Occasional irritability and moodiness are common as the aging progresses. This is usually due to the assorted aches and pains that are felt as the body grows older. However, if the behaviors or moods become extreme, this could indicate the onset of Bipolar disorder later in life. Bipolar disorder is a mental health disorder characterized by extreme highs and lows in mood and energy. The severe shifts that happen in Bipolar disorder can have a serious impact on a person’s life. Researchers are also discovering that Bipolar disorder doesn’t “disappear” as adults grow older. Studies show that the symptoms often worsen over time though this might also be due to misdiagnosis. Symptoms of Bipolar disorder fall into two categories: Mania and Depression:
Mania which can last up to three months if untreated, may include symptoms such as high energy, reduced need for sleep, and loss of touch with reality.
Depression may include symptoms such as low energy, low motivation, and loss of interest in daily activities. These episodes could come before or after a manic, hypomanic, or normal period of mood episodes can last days or months at a time and may also be associated with suicidal thoughts.
Bipolar disorder is often misdiagnosed in seniors because many times the symptoms are slightly different.
Some of the other symptoms commonly noted in seniors with Bipolar disorder include:
When Bipolar disorder does appear in adults over 60, the symptoms can be sudden and severe. It often seems to cycle faster between Depression and mania, and some seniors report experiencing both episodes at the same time. Seniors with Bipolar disorder frequently experience problems with cognitive function that often include:
- Problems with memory
- Loss of perception and judgement
- Difficulty problem solving
Since these are also common signs of dementia and Alzheimer’s, the Bipolar disorder is often misdiagnosed.
At IDCC, we are proud to have helped many seniors learn to cope with their Bipolar Disorder. As this disorder can affect those close to the individual who is experiencing symptoms, including family and friends, clinicians are trained to include them into the recovery process. Creating this support system helps improve results, enabling the individual to manage living with Bipolar Disorder.

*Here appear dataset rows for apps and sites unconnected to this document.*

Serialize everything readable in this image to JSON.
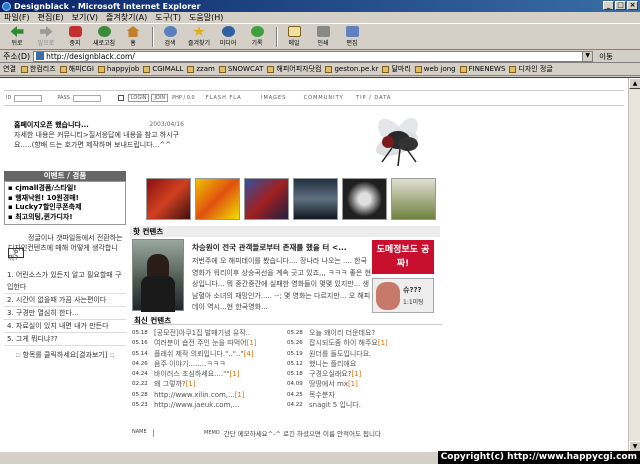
{
  "window": {
    "tab_title": "Designblack",
    "app_title": "Microsoft Internet Explorer"
  },
  "menu": [
    "파일(F)",
    "편집(E)",
    "보기(V)",
    "즐겨찾기(A)",
    "도구(T)",
    "도움말(H)"
  ],
  "toolbar": {
    "back": "뒤로",
    "forward": "앞으로",
    "stop": "중지",
    "refresh": "새로고침",
    "home": "홈",
    "search": "검색",
    "favorites": "즐겨찾기",
    "media": "미디어",
    "history": "기록",
    "mail": "메일",
    "print": "인쇄",
    "edit": "편집"
  },
  "address": {
    "label": "주소(D)",
    "url": "http://designblack.com/",
    "go": "이동"
  },
  "links": {
    "label": "연결",
    "items": [
      "한컴리즈",
      "해피CGI",
      "happyjob",
      "CGIMALL",
      "zzam",
      "SNOWCAT",
      "해피어피자닷컴",
      "geston.pe.kr",
      "달마리",
      "web jong",
      "FINENEWS",
      "디자인 정글"
    ]
  },
  "site": {
    "login": {
      "pass_label": "PASS",
      "login_btn": "LOGIN",
      "join_btn": "JOIN",
      "version": "PHP / 0.0"
    },
    "nav": [
      "FLASH FLA",
      "IMAGES",
      "COMMUNITY",
      "TIP / DATA"
    ],
    "notice": {
      "title": "홈페이지오픈 했습니다...",
      "date": "2003/04/16",
      "body": "자세한 내용은 커뮤니티>질서응답에 내용을 참고 하시구요.....(향배 드는 호가면 제작하며 보내드립니다...^^"
    },
    "event": {
      "header": "이벤트 / 경품",
      "items": [
        "cjmall경품/스타일!",
        "행재낙원! 10원경매!",
        "Lucky7할인쿠폰축제",
        "최고의팅,퀸가디자!"
      ]
    },
    "promo": {
      "text": "정글이나 갯파일등에서 전환하는 디자인컨텐츠에 매해 어떻게 생각합니까?",
      "box": "P"
    },
    "poll": [
      "1. 어린소스가 있든지 알고 필요할때 구입한다",
      "2. 시간이 없을때 가끔 사는편이다",
      "3. 구경만 열심히 한다...",
      "4. 자료실이 있지 내면 내가 만든다",
      "5. 그게 뭐디냐??"
    ],
    "poll_result": ":: 항목를 클릭하세요[결과보기] ::",
    "hot": {
      "header": "핫 컨텐츠",
      "title": "차승원이 전국 관객들로부터 존재를 했을 터 <...",
      "body": "저번주에 오 해피데이를 봤습니다.... 장나라 나오는 .... 한국영화가 워리이후 상승곡선을 계속 긋고 있죠,,, ㅋㅋㅋ 좋은 현상입니다... 뭐 중간중간에 실패한 영화들이 몇몇 있지만... 생남혈아 소녀의 재밍인가..... --; 몇 영화는 다르지만... 오 해피데이 역시...현 한국영화..."
    },
    "ads": {
      "ad1": "도메정보도 공짜!",
      "ad2_title": "슈???",
      "ad2_sub": "1:1미팅"
    },
    "latest": {
      "header": "최신 컨텐츠",
      "rows": [
        {
          "date": "05.18",
          "text": "[공모전]아쿠1집 발매기념 유작..",
          "comments": ""
        },
        {
          "date": "05.28",
          "text": "오늘 왜이리 더운데요?",
          "comments": ""
        },
        {
          "date": "05.16",
          "text": "여러분이 숍전 주인 눈을 따먹어",
          "comments": "[1]"
        },
        {
          "date": "05.26",
          "text": "잡시되도좀 하이 해주요",
          "comments": "[1]"
        },
        {
          "date": "05.14",
          "text": "플래쉬 제작 의뢰입니다.\"..\"..\"",
          "comments": "[4]"
        },
        {
          "date": "05.19",
          "text": "원더를 들도입니다요.",
          "comments": ""
        },
        {
          "date": "04.26",
          "text": "음주 이야기........ㅋㅋㅋ",
          "comments": ""
        },
        {
          "date": "05.12",
          "text": "했니는 플리애요",
          "comments": ""
        },
        {
          "date": "04.24",
          "text": "바이러스 조심하세요....\"\"",
          "comments": "[1]"
        },
        {
          "date": "05.18",
          "text": "구경오실래요?",
          "comments": "[1]"
        },
        {
          "date": "02.22",
          "text": "왜 그렇까?",
          "comments": "[1]"
        },
        {
          "date": "04.09",
          "text": "땅땅에서 mx",
          "comments": "[1]"
        },
        {
          "date": "05.28",
          "text": "http://www.xilin.com,...",
          "comments": "[1]"
        },
        {
          "date": "04.25",
          "text": "목수분자",
          "comments": ""
        },
        {
          "date": "05.23",
          "text": "http://www.jaeuk.com,...",
          "comments": ""
        },
        {
          "date": "04.22",
          "text": "snagit 5 입니다.",
          "comments": ""
        }
      ]
    },
    "memo": {
      "name_label": "NAME",
      "memo_label": "MEMO",
      "hint": "간단 메모하세요^-^ 로긴 하셨으면 이름 안적어도 됩니다"
    }
  },
  "copyright": "Copyright(c) http://www.happycgi.com"
}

Many of the medications that work well for younger patients may be problematic for seniors. Additionally, Bipolar disorder medications can react with other medications that older adults commonly take. Lastly, some pre-existing conditions can also interfere with the common treatments. Medications also take effect at different rates for seniors, this can make finding the right dosage a long and frustrating experience.
There are also therapy programs that have been created specifically for seniors with Bipolar disorder and the unique problems that they face. These can be extremely beneficial in helping seniors deal with their Bipolar disorder. Simple “talk” therapy also has very successful results among seniors diagnosed with Bipolar disorder. This is thought to be due to the added support seniors receive. This can be especially important if they have lost loved ones or live far away from family.